*ABOUT THIS TASK*.
What you return should match the data below exactly, with every entry reproduced.

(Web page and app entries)
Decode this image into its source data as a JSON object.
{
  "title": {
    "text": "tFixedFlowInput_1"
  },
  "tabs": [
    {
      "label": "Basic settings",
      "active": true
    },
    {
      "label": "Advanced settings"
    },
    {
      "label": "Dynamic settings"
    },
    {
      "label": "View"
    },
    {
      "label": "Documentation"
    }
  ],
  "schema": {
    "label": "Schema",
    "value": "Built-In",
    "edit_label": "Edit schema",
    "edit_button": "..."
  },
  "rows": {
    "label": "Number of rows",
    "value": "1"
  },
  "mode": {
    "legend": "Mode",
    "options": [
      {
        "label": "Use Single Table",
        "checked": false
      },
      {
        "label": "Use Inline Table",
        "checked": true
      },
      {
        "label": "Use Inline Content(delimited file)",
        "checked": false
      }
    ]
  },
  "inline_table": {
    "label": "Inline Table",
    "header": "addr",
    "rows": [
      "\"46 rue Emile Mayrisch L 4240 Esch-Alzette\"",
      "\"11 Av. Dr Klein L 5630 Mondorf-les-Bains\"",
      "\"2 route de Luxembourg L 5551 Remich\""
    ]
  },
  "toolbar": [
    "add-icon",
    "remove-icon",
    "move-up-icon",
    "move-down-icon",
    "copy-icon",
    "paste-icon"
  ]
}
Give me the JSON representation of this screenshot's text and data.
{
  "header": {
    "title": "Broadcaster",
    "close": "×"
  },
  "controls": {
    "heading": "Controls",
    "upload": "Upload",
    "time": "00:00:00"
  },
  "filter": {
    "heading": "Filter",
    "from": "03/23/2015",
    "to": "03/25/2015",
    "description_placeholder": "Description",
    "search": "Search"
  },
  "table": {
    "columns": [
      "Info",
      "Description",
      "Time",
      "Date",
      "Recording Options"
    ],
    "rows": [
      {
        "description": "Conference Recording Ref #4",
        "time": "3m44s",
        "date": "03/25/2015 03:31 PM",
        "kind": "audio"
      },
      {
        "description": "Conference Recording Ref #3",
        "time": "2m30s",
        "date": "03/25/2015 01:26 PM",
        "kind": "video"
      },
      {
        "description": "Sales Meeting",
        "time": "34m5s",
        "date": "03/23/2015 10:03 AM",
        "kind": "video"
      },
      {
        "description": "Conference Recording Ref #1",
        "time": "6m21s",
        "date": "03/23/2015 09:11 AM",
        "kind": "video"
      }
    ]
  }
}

*RESPONSE FOR THIS EXERCISE*.
Decode this image into its source data as a JSON object.
{
  "title": {
    "text": "tFixedFlowInput_1"
  },
  "tabs": [
    {
      "label": "Basic settings",
      "active": true
    },
    {
      "label": "Advanced settings"
    },
    {
      "label": "Dynamic settings"
    },
    {
      "label": "View"
    },
    {
      "label": "Documentation"
    }
  ],
  "schema": {
    "label": "Schema",
    "value": "Built-In",
    "edit_label": "Edit schema",
    "edit_button": "..."
  },
  "rows": {
    "label": "Number of rows",
    "value": "1"
  },
  "mode": {
    "legend": "Mode",
    "options": [
      {
        "label": "Use Single Table",
        "checked": false
      },
      {
        "label": "Use Inline Table",
        "checked": true
      },
      {
        "label": "Use Inline Content(delimited file)",
        "checked": false
      }
    ]
  },
  "inline_table": {
    "label": "Inline Table",
    "header": "addr",
    "rows": [
      "\"46 rue Emile Mayrisch L 4240 Esch-Alzette\"",
      "\"11 Av. Dr Klein L 5630 Mondorf-les-Bains\"",
      "\"2 route de Luxembourg L 5551 Remich\""
    ]
  },
  "toolbar": [
    "add-icon",
    "remove-icon",
    "move-up-icon",
    "move-down-icon",
    "copy-icon",
    "paste-icon"
  ]
}
Give me the JSON representation of this screenshot's text and data.
{
  "header": {
    "title": "Broadcaster",
    "close": "×"
  },
  "controls": {
    "heading": "Controls",
    "upload": "Upload",
    "time": "00:00:00"
  },
  "filter": {
    "heading": "Filter",
    "from": "03/23/2015",
    "to": "03/25/2015",
    "description_placeholder": "Description",
    "search": "Search"
  },
  "table": {
    "columns": [
      "Info",
      "Description",
      "Time",
      "Date",
      "Recording Options"
    ],
    "rows": [
      {
        "description": "Conference Recording Ref #4",
        "time": "3m44s",
        "date": "03/25/2015 03:31 PM",
        "kind": "audio"
      },
      {
        "description": "Conference Recording Ref #3",
        "time": "2m30s",
        "date": "03/25/2015 01:26 PM",
        "kind": "video"
      },
      {
        "description": "Sales Meeting",
        "time": "34m5s",
        "date": "03/23/2015 10:03 AM",
        "kind": "video"
      },
      {
        "description": "Conference Recording Ref #1",
        "time": "6m21s",
        "date": "03/23/2015 09:11 AM",
        "kind": "video"
      }
    ]
  }
}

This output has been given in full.